K-Bike Speedo Calibration
By: Frans Schrauwen
Early this summer the speedo of my '88 K100RS developed intermittent malfunctioning. Moisture is often visible in my speedo, though it has the Gore-Tex® vents at the back. I disassembled the unit (as described by Tom Coradeschi) and cleaned the contacts where the speedo plugs into the printed circuit board. This worked.
I used the opportunity to calibrate the speedo/odometer. The trick I used is based on the initial idea of Jack Hawley.
Needed: tools to remove and open speedo unit, elec. soldering iron.
- Measure the distance of several rev of the rear wheel to find the rolling distance. I loaded the bike with my own weight and found 2.03 m/rev (6.66 ft/rev).
- Connect an electric soldering iron to the mains (230 V AC & 50 Hz in Europe).
- Switch on ignition.

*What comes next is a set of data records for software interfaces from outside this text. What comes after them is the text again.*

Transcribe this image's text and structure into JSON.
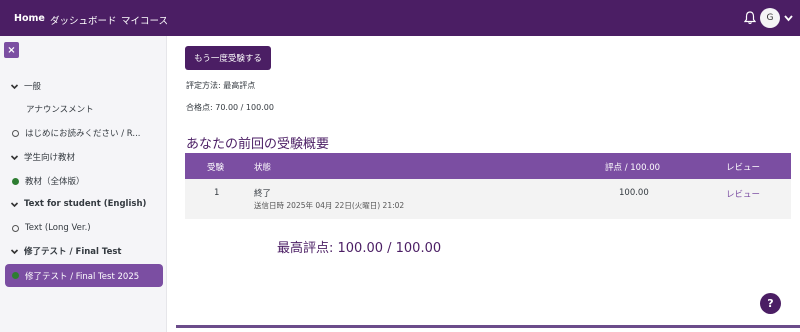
{
  "navbar": {
    "home": "Home",
    "dashboard": "ダッシュボード",
    "my_courses": "マイコース",
    "avatar_initial": "G"
  },
  "sidebar": {
    "close_label": "×",
    "items": [
      {
        "label": "一般"
      },
      {
        "label": "アナウンスメント"
      },
      {
        "label": "はじめにお読みください / R..."
      },
      {
        "label": "学生向け教材"
      },
      {
        "label": "教材（全体版）"
      },
      {
        "label": "Text for student (English)"
      },
      {
        "label": "Text (Long Ver.)"
      },
      {
        "label": "修了テスト / Final Test"
      },
      {
        "label": "修了テスト / Final Test 2025"
      }
    ]
  },
  "main": {
    "retake_button": "もう一度受験する",
    "grading_method": "評定方法: 最高評点",
    "passing_grade": "合格点: 70.00 / 100.00",
    "summary_title": "あなたの前回の受験概要",
    "table": {
      "headers": [
        "受験",
        "状態",
        "評点 / 100.00",
        "レビュー"
      ],
      "rows": [
        {
          "attempt": "1",
          "state": "終了",
          "submitted": "送信日時 2025年 04月 22日(火曜日) 21:02",
          "grade": "100.00",
          "review": "レビュー"
        }
      ]
    },
    "best_grade": "最高評点: 100.00 / 100.00"
  },
  "help": "?",
  "colors": {
    "navbar": "#4b1e64",
    "accent": "#7b4ea2",
    "complete_dot": "#2e7d32"
  }
}
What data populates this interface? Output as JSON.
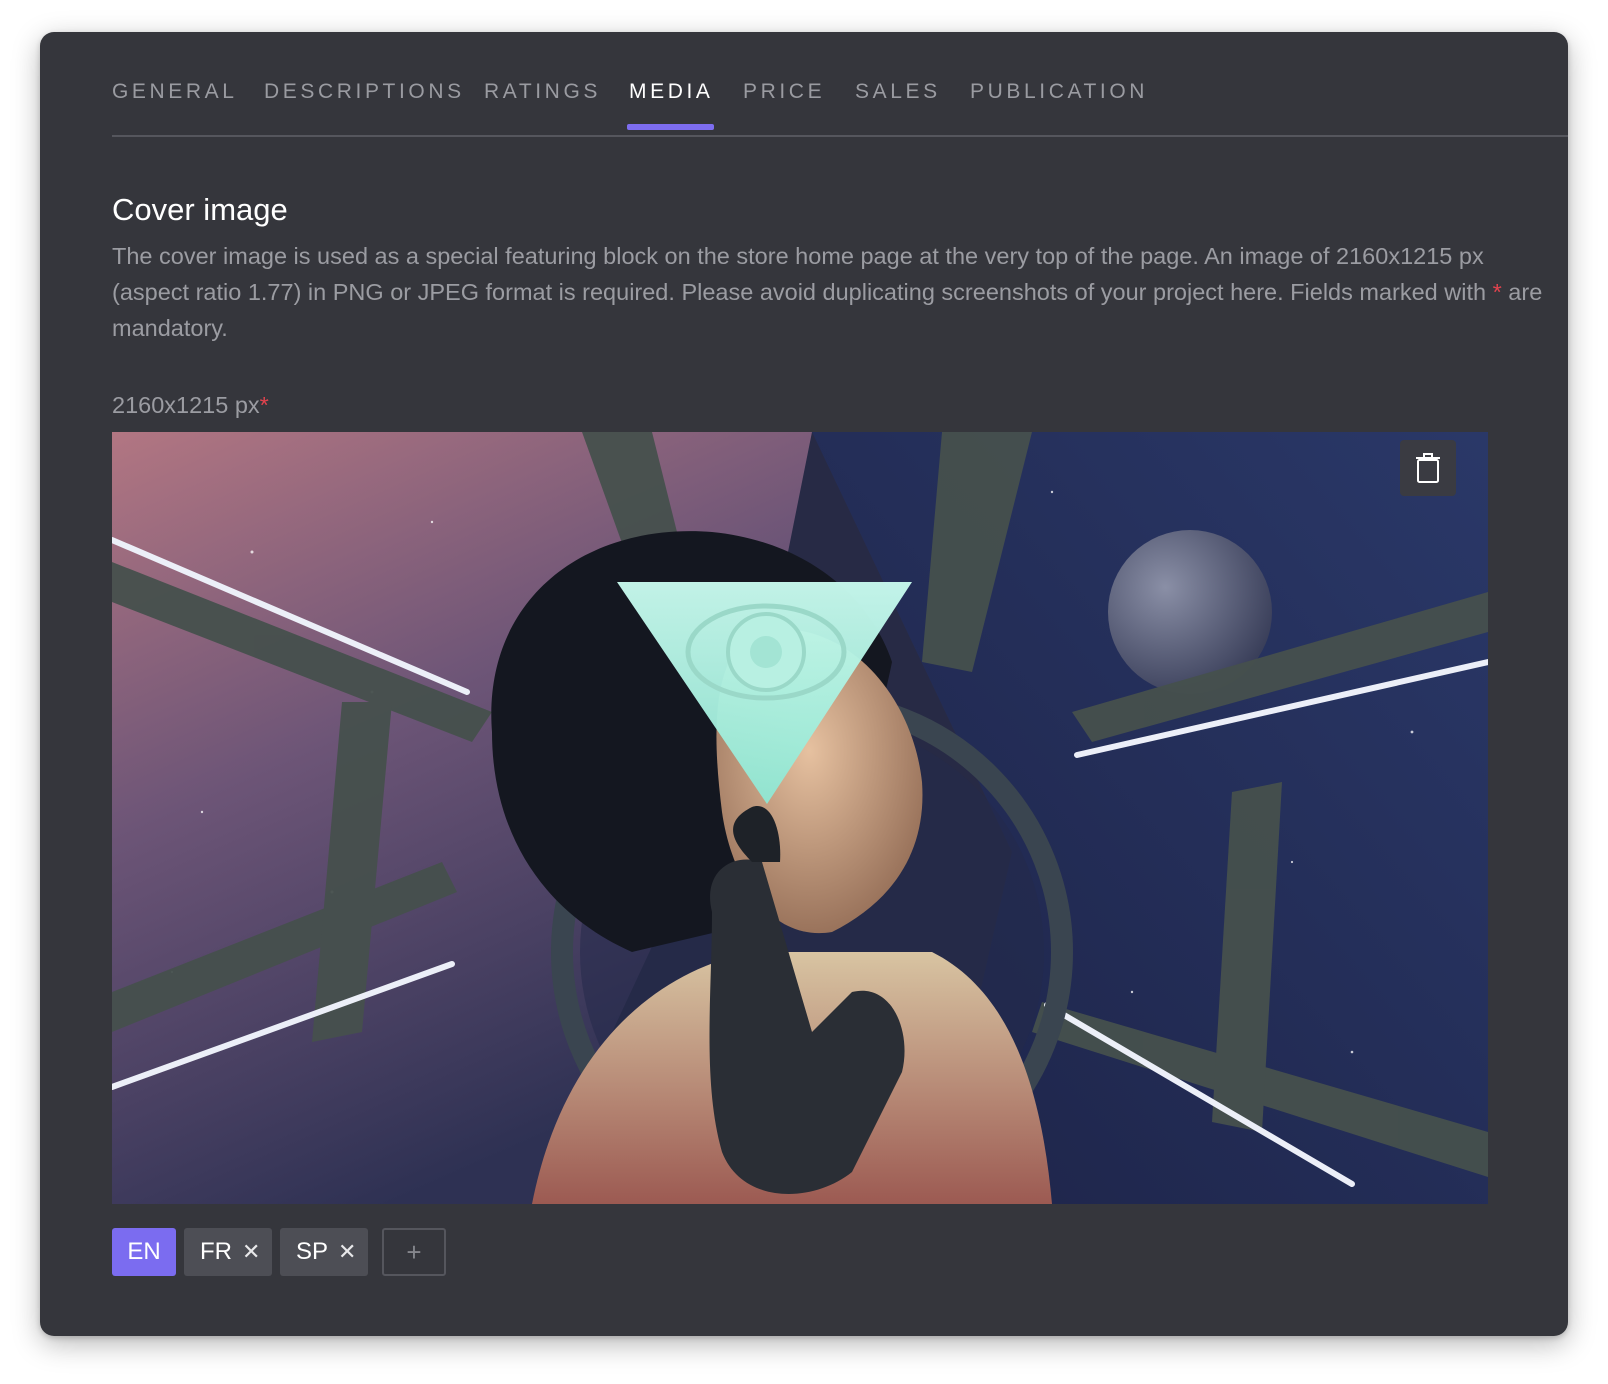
{
  "tabs": {
    "items": [
      {
        "label": "GENERAL"
      },
      {
        "label": "DESCRIPTIONS"
      },
      {
        "label": "RATINGS"
      },
      {
        "label": "MEDIA"
      },
      {
        "label": "PRICE"
      },
      {
        "label": "SALES"
      },
      {
        "label": "PUBLICATION"
      }
    ],
    "active": "MEDIA"
  },
  "cover_section": {
    "title": "Cover image",
    "description_part1": "The cover image is used as a special featuring block on the store home page at the very top of the page. An image of 2160x1215 px (aspect ratio 1.77) in PNG or JPEG format is required. Please avoid duplicating screenshots of your project here. Fields marked with ",
    "required_marker": "*",
    "description_part2": " are mandatory.",
    "field_label": "2160x1215 px",
    "delete_icon": "trash-icon"
  },
  "languages": {
    "items": [
      {
        "code": "EN",
        "removable": false
      },
      {
        "code": "FR",
        "removable": true,
        "remove_symbol": "✕"
      },
      {
        "code": "SP",
        "removable": true,
        "remove_symbol": "✕"
      }
    ],
    "active": "EN",
    "add_symbol": "+"
  },
  "colors": {
    "panel_bg": "#35363c",
    "accent": "#7b6cf0",
    "required": "#e2434e",
    "muted_text": "#9b9ca2"
  }
}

- Hold the soldering iron close to the rear drive speedo pick up (don't touch!). 1 cm or 1/2 inch should be sufficient.
- See the miracle happen. My speedo indicated rocksteady 67 km/h (41.6 MPH).

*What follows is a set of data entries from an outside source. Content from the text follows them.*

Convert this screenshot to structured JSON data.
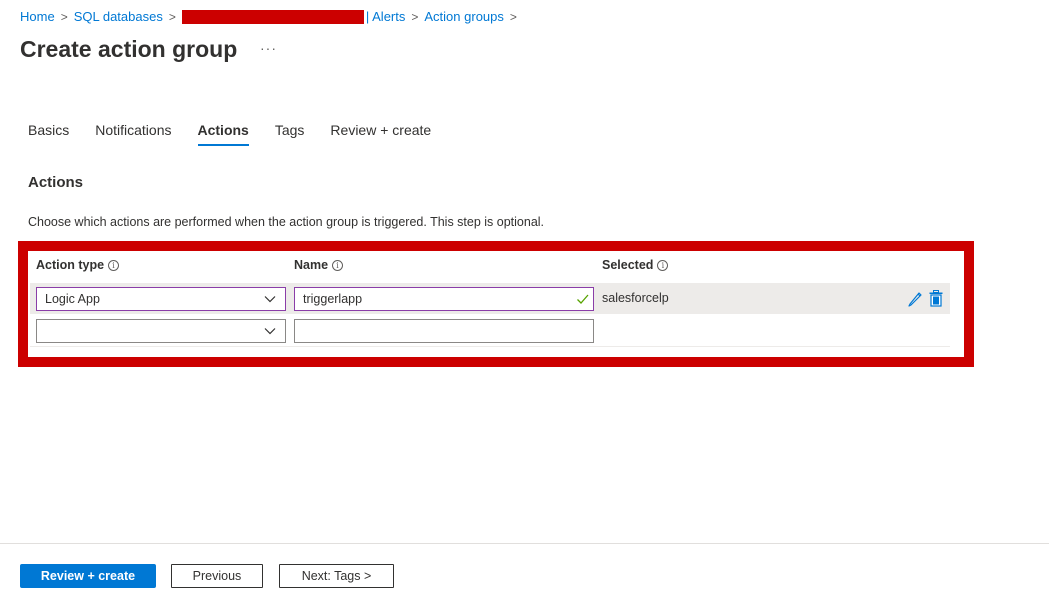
{
  "breadcrumb": {
    "items": [
      "Home",
      "SQL databases",
      "| Alerts",
      "Action groups"
    ],
    "redacted": true
  },
  "header": {
    "title": "Create action group",
    "more_label": "···"
  },
  "tabs": [
    {
      "label": "Basics",
      "active": false
    },
    {
      "label": "Notifications",
      "active": false
    },
    {
      "label": "Actions",
      "active": true
    },
    {
      "label": "Tags",
      "active": false
    },
    {
      "label": "Review + create",
      "active": false
    }
  ],
  "actions_section": {
    "title": "Actions",
    "description": "Choose which actions are performed when the action group is triggered. This step is optional.",
    "columns": {
      "action_type": "Action type",
      "name": "Name",
      "selected": "Selected"
    },
    "info_glyph": "i",
    "rows": [
      {
        "action_type": "Logic App",
        "name": "triggerlapp",
        "selected": "salesforcelp",
        "valid": true
      },
      {
        "action_type": "",
        "name": "",
        "selected": ""
      }
    ]
  },
  "icons": {
    "chevron": "chevron-down-icon",
    "check": "checkmark-icon",
    "edit": "pencil-icon",
    "delete": "trash-icon",
    "info": "info-icon"
  },
  "colors": {
    "accent": "#0078d4",
    "highlight": "#cc0000",
    "valid_check": "#57a300",
    "input_focus_border": "#8a3da8"
  },
  "footer": {
    "review_create": "Review + create",
    "previous": "Previous",
    "next": "Next: Tags >"
  }
}
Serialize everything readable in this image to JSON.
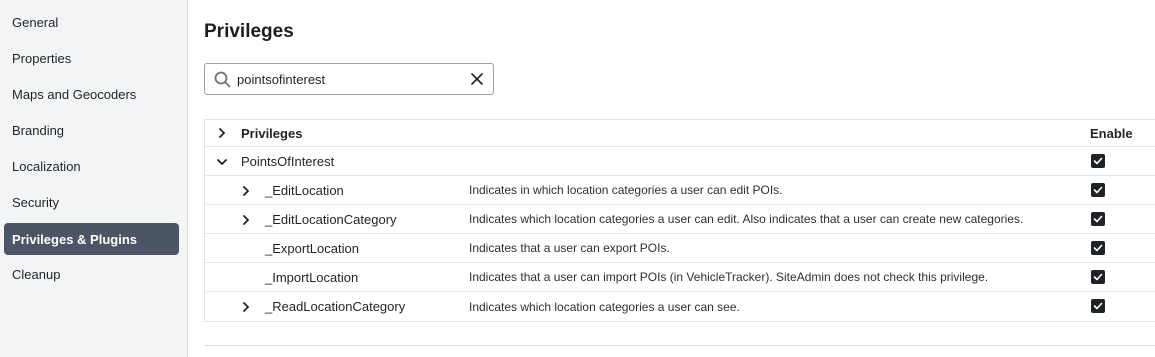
{
  "sidebar": {
    "items": [
      {
        "label": "General"
      },
      {
        "label": "Properties"
      },
      {
        "label": "Maps and Geocoders"
      },
      {
        "label": "Branding"
      },
      {
        "label": "Localization"
      },
      {
        "label": "Security"
      },
      {
        "label": "Privileges & Plugins",
        "active": true
      },
      {
        "label": "Cleanup"
      }
    ]
  },
  "main": {
    "title": "Privileges",
    "search": {
      "value": "pointsofinterest",
      "placeholder": ""
    },
    "table": {
      "header": {
        "name": "Privileges",
        "enable": "Enable"
      },
      "group": {
        "name": "PointsOfInterest",
        "enabled": true
      },
      "rows": [
        {
          "name": "_EditLocation",
          "description": "Indicates in which location categories a user can edit POIs.",
          "expandable": true,
          "enabled": true
        },
        {
          "name": "_EditLocationCategory",
          "description": "Indicates which location categories a user can edit. Also indicates that a user can create new categories.",
          "expandable": true,
          "enabled": true
        },
        {
          "name": "_ExportLocation",
          "description": "Indicates that a user can export POIs.",
          "expandable": false,
          "enabled": true
        },
        {
          "name": "_ImportLocation",
          "description": "Indicates that a user can import POIs (in VehicleTracker). SiteAdmin does not check this privilege.",
          "expandable": false,
          "enabled": true
        },
        {
          "name": "_ReadLocationCategory",
          "description": "Indicates which location categories a user can see.",
          "expandable": true,
          "enabled": true
        }
      ]
    }
  },
  "icons": {
    "search": "search-icon",
    "clear": "close-icon",
    "expand": "chevron-right-icon",
    "collapse": "chevron-down-icon",
    "check": "check-icon"
  },
  "colors": {
    "sidebar_bg": "#f3f4f6",
    "active_item_bg": "#4c5566",
    "checkbox_fill": "#1f2328"
  }
}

The rear drive sensor picks up the oscillating magnetic field of the soldering iron heating coil. It also works with a small household transformer or relay coil.
- The speedometer rotor in the rear drive has 6 teeth. With 50 Hz AC line frequency and 2.03 m rolling distance of the rear wheel this would give 60.9 km/h (37.8 MPH). My speedo did indicate almost 10 % too high!
- With the 50 Hz signal feed to the speedo pick-up, I measured the time to cover 1 km (0.621 mi) on the odometer. This was 59.4 sec, which corresponds to
60.6 km/h (37.7 MPH). The odometer is surprisingly accurate!
- I calibrated my speedo at approx. 120 km/h, the max speed on Dutch highways. Doubling of the effective frequency can be done by feeding the mains to the soldering iron or coil via a bridge rectifier. Actual calibration by turning the adjustment potentiometer as described by Brian Curry.
- The trick of wireless feeding the mains frequency into the speedo pick up is by far the simplest method to check all components in the line: pick up, wiring, connectors and speedo.